NUROCK, MORDECHAI (Max; 1884–1962), Religious Zionist and Israeli politician, member of the First to Fifth Knessets. Nurock was born in Tukum in the Courland district of Latvia. His father, Zvi Hirsch Nurock, was rabbi in the capital of the Courland district, Mitau (Jelgava). Nurock was first taught religious studies by his father, and was eventually ordained a rabbi himself. He later studied at a gymnasium in Mitau. In 1902 Nurock attended the Russian Zionist Conference in Minsk as a delegate from Courland. In 1903 he participated in the Sixth Zionist Congress, at which he took a stand against the *Uganda Plan. At the same time he was instrumental in gaining an important concession from the czarist government which made possible the settlement of more Jews in Courland and in Riga, though these areas were outside the Pale of Jewish settlement. In 1913 Nurock succeeded his father as the official government-appointed rabbi of Mitau. In 1915, when the Russian military command expelled the Jews from Courland, accusing them of spying for the Germans, Nurock was invited to remain in Mitau as a military censor, but he declined the offer, and left for St. Petersburg, where he attended university. In later years he studied at German and Swiss universities, and received a Ph.D. He eventually settled in Moscow, where he lived until 1921, becoming deputy chairman of the Jewish community. Between the February and the October Revolutions of 1917, he was engaged in preparing for the All-Russian Jewish Congress, establishing a united religious front of Zionists and non-Zionists called Masoret ve-Ḥerut (Tradition and Freedom). However, the Congress never met, due to opposition by the new Bolshevik regime. In 1921 Nurock left the Soviet Union and settled in Riga, where he was elected to the Latvian Sejm on a religious Zionist ticket. Five years later, as head of the Minorities' Bloc (Jews, Germans, Russians) in the Sejm, Nurock was formally entrusted with the task of helping form a left-of-center government, which he himself did not join. He was an active defender of the rights of national minorities and participated in the meetings of the Congress of National Minorities. He was a member of the Sejm until it was disbanded in 1934. Nurock was one of the founders of the World Jewish Congress in 1936, and until World War II was a delegate on behalf of *Mizrachi to most of the Zionist Congresses, at which he traditionally served as chairman of the closing session. In addition to his activity in the world leadership of Mizrachi, Nurock was a member of the Zionist General Council, the World Council of HICEM – an organization founded in 1928 by HIAS, ICA and Emig-Direkt to deal with Jewish migration – and other Jewish bodies.

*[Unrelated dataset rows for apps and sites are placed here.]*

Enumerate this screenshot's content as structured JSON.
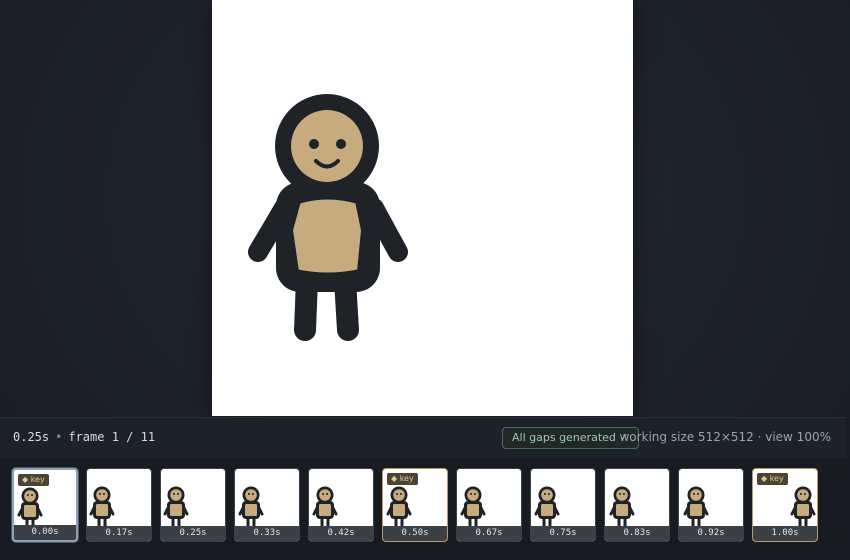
{
  "status": {
    "time": "0.25s",
    "separator": "•",
    "frame_label": "frame 1 / 11",
    "gaps_badge": "All gaps generated ✓",
    "working_size": "working size 512×512 · view 100%"
  },
  "colors": {
    "outline": "#1f2226",
    "skin": "#c7ab7f",
    "canvas": "#ffffff",
    "key_border": "#b59a6a",
    "selected_border": "#8fa2b5"
  },
  "timeline": {
    "key_label": "◆ key",
    "frames": [
      {
        "time": "0.00s",
        "key": true,
        "selected": true
      },
      {
        "time": "0.17s",
        "key": false,
        "selected": false
      },
      {
        "time": "0.25s",
        "key": false,
        "selected": false
      },
      {
        "time": "0.33s",
        "key": false,
        "selected": false
      },
      {
        "time": "0.42s",
        "key": false,
        "selected": false
      },
      {
        "time": "0.50s",
        "key": true,
        "selected": false
      },
      {
        "time": "0.67s",
        "key": false,
        "selected": false
      },
      {
        "time": "0.75s",
        "key": false,
        "selected": false
      },
      {
        "time": "0.83s",
        "key": false,
        "selected": false
      },
      {
        "time": "0.92s",
        "key": false,
        "selected": false
      },
      {
        "time": "1.00s",
        "key": true,
        "selected": false
      }
    ]
  }
}
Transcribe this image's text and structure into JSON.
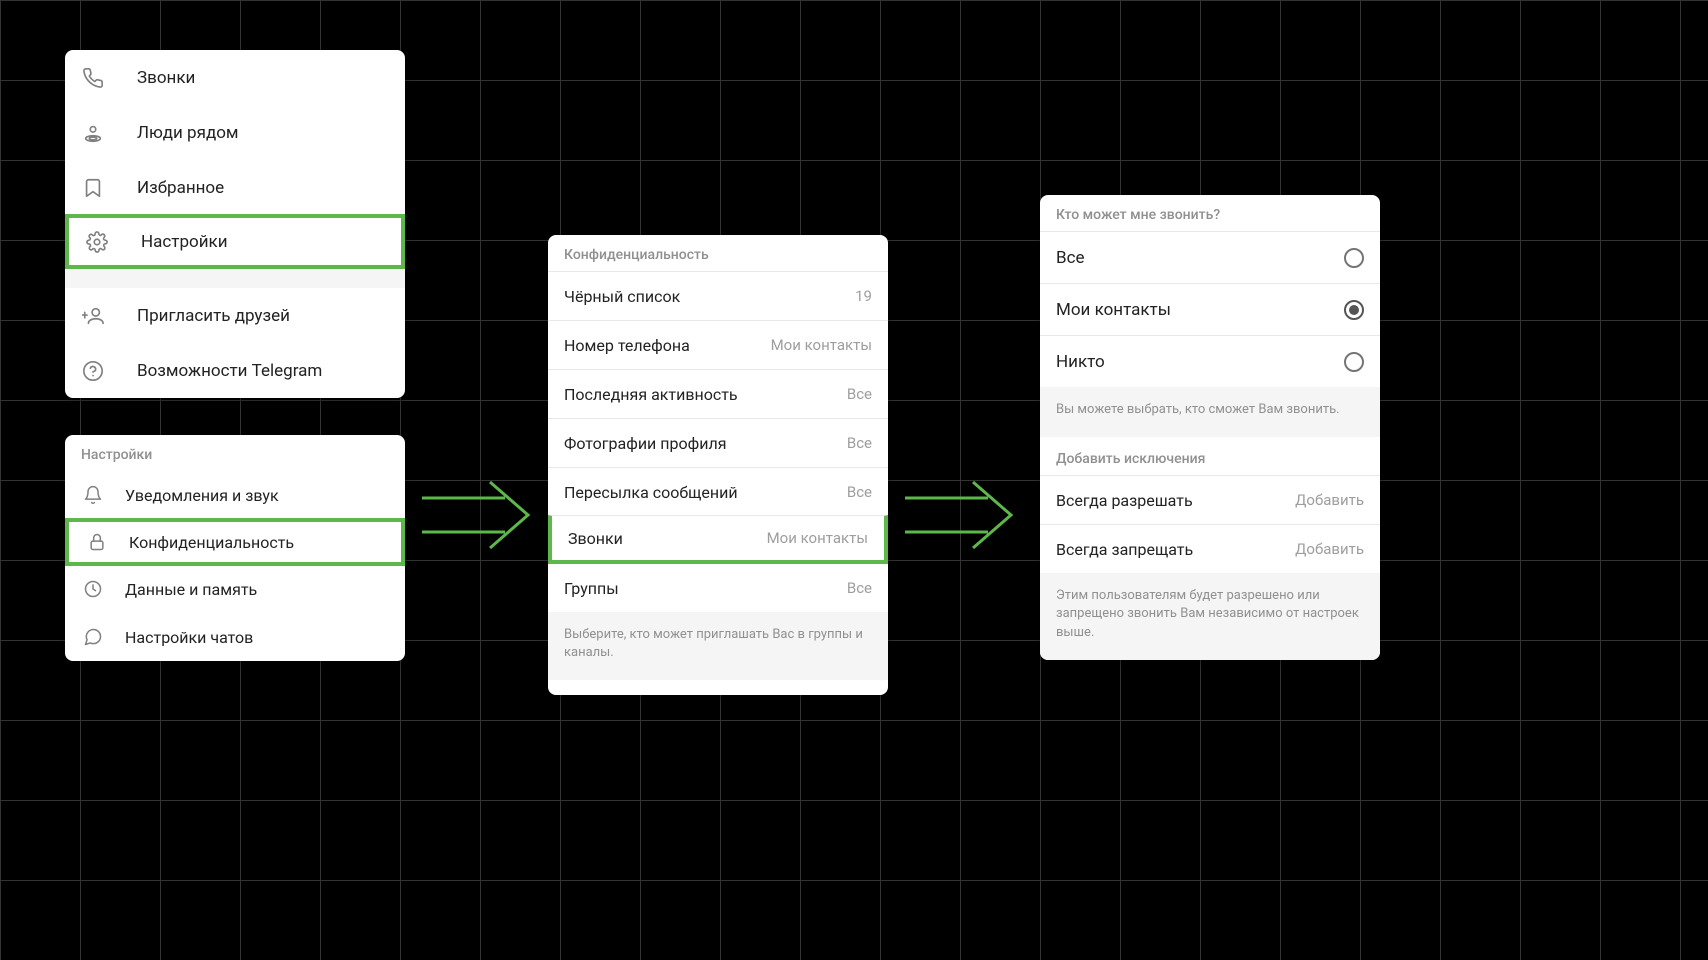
{
  "menu": {
    "items": [
      {
        "icon": "phone",
        "label": "Звонки"
      },
      {
        "icon": "nearby",
        "label": "Люди рядом"
      },
      {
        "icon": "bookmark",
        "label": "Избранное"
      },
      {
        "icon": "gear",
        "label": "Настройки",
        "highlight": true
      },
      {
        "icon": "invite",
        "label": "Пригласить друзей"
      },
      {
        "icon": "help",
        "label": "Возможности Telegram"
      }
    ]
  },
  "settings": {
    "title": "Настройки",
    "items": [
      {
        "icon": "bell",
        "label": "Уведомления и звук"
      },
      {
        "icon": "lock",
        "label": "Конфиденциальность",
        "highlight": true
      },
      {
        "icon": "data",
        "label": "Данные и память"
      },
      {
        "icon": "chat",
        "label": "Настройки чатов"
      }
    ]
  },
  "privacy": {
    "title": "Конфиденциальность",
    "rows": [
      {
        "k": "Чёрный список",
        "v": "19"
      },
      {
        "k": "Номер телефона",
        "v": "Мои контакты"
      },
      {
        "k": "Последняя активность",
        "v": "Все"
      },
      {
        "k": "Фотографии профиля",
        "v": "Все"
      },
      {
        "k": "Пересылка сообщений",
        "v": "Все"
      },
      {
        "k": "Звонки",
        "v": "Мои контакты",
        "highlight": true
      },
      {
        "k": "Группы",
        "v": "Все"
      }
    ],
    "footer": "Выберите, кто может приглашать Вас в группы и каналы."
  },
  "calls": {
    "title": "Кто может мне звонить?",
    "options": [
      {
        "label": "Все",
        "checked": false
      },
      {
        "label": "Мои контакты",
        "checked": true
      },
      {
        "label": "Никто",
        "checked": false
      }
    ],
    "hint1": "Вы можете выбрать, кто сможет Вам звонить.",
    "exceptions_title": "Добавить исключения",
    "exceptions": [
      {
        "label": "Всегда разрешать",
        "action": "Добавить"
      },
      {
        "label": "Всегда запрещать",
        "action": "Добавить"
      }
    ],
    "hint2": "Этим пользователям будет разрешено или запрещено звонить Вам независимо от настроек выше."
  }
}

After Latvia was annexed by the Soviet Union, Nurock was arrested in 1941 for his Zionist activities, and sent to Turkestan. He was released the following year. His wife and two sons, who had remained in Riga, perished in the Holocaust. In 1945 Nurock left the Soviet Union, visited Norway, where he was received by King Haakon, and traveled to New York. In 1947 he settled in Palestine. He was elected to the First Knesset on the United Religious Front list, and in the Second to Fifth Knessets on behalf of Mizrachi and then the National Religious Party. Nurock strongly opposed the restitution agreement with West Germany, and the establishment of any sort of formal relations with it, often voting independently from his parliamentary group on this issue. In 1952 he was appointed minister of posts and was a candidate for the presidency of the State opposite Yitzhak *Ben-Zvi in 1952. He passed away in the course of the Fifth Knesset.

He wrote Veidat Ẓiyyonei Rusya be-Minsk, Elul 5662, August/September 1902 (1963).


A. Tartakower (ed.), Zekher MordechaiMukdash le-Ḥayyav u-Po'alo shel ha-Rav Mordekhai Nurock (1967).

Sources: Encyclopaedia Judaica. © 2007 The Gale Group. All Rights Reserved.